- _Web page and app entries_:
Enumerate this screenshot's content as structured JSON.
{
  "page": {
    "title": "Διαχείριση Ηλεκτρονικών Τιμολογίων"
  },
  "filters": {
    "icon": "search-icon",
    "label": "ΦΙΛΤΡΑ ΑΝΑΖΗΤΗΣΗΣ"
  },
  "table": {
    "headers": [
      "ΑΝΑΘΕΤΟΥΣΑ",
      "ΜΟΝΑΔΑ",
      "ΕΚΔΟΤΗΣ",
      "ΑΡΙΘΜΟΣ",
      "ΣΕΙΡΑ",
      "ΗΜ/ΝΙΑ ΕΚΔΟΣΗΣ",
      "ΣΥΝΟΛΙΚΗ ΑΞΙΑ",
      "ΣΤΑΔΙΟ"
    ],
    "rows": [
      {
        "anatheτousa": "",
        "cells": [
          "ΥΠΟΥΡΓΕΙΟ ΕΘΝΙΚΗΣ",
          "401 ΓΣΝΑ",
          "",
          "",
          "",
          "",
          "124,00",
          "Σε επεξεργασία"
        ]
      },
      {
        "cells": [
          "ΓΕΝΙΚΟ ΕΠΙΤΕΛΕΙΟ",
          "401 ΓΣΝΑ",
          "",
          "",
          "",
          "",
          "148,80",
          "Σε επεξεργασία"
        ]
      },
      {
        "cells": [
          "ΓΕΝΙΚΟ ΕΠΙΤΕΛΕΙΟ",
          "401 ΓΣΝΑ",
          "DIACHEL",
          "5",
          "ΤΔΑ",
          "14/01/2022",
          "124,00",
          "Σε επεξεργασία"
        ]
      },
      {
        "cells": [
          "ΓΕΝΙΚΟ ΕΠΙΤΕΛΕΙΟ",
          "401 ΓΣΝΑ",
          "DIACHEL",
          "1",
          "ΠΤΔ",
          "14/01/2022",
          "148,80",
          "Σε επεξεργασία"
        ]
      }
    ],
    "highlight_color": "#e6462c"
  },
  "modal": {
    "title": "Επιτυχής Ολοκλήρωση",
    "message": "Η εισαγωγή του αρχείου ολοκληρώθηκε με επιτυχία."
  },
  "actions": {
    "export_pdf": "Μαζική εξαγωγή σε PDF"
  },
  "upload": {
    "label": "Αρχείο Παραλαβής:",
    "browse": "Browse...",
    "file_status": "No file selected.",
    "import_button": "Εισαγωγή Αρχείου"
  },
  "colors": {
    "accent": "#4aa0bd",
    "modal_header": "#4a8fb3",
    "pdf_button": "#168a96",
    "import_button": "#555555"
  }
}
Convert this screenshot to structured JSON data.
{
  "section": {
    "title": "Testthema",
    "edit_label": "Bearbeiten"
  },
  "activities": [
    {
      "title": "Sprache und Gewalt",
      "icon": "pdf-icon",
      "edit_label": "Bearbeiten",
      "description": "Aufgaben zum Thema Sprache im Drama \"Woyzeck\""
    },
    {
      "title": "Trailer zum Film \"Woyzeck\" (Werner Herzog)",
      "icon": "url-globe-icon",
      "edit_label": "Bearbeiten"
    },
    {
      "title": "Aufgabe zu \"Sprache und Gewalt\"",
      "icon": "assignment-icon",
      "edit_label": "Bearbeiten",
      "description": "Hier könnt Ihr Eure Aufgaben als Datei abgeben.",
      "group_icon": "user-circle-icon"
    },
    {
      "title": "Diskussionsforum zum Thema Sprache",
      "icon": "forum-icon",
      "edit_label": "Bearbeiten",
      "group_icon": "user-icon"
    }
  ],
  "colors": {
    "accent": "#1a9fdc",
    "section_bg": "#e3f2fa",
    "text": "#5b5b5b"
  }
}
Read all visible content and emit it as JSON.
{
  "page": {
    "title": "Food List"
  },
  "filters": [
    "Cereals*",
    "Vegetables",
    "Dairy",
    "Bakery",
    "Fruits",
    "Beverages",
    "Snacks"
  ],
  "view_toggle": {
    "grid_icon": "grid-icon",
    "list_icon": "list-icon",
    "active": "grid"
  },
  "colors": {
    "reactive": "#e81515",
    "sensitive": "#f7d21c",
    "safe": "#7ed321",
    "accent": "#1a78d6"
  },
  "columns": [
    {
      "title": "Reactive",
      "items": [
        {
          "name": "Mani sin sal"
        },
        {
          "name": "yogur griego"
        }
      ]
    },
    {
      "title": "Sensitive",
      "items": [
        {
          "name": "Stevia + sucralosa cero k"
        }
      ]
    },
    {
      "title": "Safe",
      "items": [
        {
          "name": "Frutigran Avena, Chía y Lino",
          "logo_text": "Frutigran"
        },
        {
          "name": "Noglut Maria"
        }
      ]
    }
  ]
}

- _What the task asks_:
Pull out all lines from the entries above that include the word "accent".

- _Reply_:
    "accent": "#4aa0bd",
    "accent": "#1a9fdc",
    "accent": "#1a78d6"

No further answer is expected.